____ RECORDS TO USE

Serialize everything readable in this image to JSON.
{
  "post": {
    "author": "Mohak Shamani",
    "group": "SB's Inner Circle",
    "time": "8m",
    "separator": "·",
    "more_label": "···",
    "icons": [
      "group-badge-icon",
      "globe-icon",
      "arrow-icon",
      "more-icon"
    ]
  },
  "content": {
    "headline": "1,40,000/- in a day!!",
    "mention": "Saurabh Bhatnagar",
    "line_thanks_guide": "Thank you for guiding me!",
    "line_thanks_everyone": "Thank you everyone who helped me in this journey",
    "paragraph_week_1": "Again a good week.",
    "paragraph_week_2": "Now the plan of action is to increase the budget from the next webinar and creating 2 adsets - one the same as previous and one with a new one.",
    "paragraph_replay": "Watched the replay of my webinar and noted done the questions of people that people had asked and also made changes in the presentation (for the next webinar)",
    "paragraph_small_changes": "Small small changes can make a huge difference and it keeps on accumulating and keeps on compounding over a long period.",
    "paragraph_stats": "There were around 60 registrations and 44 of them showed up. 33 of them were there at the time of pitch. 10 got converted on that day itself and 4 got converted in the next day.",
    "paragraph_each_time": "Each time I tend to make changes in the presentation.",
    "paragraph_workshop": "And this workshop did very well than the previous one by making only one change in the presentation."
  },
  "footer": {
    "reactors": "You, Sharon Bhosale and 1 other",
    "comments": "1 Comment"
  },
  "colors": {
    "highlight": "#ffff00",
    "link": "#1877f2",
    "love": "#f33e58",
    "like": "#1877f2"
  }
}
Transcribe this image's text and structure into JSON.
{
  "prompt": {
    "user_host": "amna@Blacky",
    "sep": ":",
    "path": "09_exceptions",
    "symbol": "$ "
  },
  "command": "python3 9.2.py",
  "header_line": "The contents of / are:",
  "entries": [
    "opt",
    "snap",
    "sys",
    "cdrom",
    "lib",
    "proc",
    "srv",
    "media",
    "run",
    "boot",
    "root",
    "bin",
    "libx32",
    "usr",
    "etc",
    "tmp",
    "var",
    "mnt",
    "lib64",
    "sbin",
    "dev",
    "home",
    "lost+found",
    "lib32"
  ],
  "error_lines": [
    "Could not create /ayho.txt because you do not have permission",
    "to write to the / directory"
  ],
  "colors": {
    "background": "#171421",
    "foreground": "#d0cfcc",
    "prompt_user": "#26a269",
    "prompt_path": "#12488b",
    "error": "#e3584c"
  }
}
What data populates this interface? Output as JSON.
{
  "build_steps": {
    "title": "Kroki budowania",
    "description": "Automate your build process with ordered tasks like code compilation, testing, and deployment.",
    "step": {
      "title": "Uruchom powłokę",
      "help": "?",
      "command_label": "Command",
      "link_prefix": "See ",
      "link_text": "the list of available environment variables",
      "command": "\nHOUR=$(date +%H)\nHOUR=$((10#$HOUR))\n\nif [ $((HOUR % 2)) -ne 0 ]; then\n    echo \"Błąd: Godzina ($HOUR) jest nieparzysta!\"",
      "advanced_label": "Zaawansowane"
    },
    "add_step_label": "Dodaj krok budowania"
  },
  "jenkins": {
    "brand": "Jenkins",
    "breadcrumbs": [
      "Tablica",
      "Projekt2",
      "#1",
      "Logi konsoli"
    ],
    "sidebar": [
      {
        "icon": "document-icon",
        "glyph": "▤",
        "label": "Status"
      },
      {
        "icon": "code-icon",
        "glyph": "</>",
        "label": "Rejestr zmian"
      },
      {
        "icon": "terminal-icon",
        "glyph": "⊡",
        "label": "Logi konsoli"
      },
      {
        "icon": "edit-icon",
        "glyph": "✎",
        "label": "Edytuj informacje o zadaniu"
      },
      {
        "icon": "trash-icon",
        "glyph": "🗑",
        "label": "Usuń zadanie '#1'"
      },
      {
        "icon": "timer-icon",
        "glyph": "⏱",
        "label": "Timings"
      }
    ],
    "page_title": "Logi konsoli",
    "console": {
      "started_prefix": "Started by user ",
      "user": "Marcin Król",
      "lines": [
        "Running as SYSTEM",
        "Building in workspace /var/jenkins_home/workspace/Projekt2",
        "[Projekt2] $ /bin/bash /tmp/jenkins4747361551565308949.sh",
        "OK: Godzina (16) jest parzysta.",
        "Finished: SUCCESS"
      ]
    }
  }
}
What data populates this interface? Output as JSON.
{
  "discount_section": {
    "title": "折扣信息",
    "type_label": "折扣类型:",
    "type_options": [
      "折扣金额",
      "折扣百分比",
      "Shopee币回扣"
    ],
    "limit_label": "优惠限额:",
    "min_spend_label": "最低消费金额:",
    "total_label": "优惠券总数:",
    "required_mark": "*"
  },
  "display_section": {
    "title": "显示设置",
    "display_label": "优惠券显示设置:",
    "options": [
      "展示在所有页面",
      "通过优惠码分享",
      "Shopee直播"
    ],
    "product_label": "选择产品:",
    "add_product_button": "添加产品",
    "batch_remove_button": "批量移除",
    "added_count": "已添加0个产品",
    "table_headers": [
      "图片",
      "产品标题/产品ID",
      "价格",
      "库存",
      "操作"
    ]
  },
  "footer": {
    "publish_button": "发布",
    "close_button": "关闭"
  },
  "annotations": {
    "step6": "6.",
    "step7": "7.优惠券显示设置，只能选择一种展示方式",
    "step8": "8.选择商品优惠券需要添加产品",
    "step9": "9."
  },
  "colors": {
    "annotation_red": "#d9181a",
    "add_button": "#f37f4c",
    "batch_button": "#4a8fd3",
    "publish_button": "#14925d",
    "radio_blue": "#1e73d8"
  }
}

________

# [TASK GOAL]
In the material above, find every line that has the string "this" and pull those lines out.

# [WRITTEN ANSWER]
Serialize everything readable in this image to JSON.
    "line_thanks_everyone": "Thank you everyone who helped me in this journey",
    "paragraph_workshop": "And this workshop did very well than the previous one by making only one change in the presentation."
Transcribe this image's text and structure into JSON.
What data populates this interface? Output as JSON.
What data populates this interface? Output as JSON.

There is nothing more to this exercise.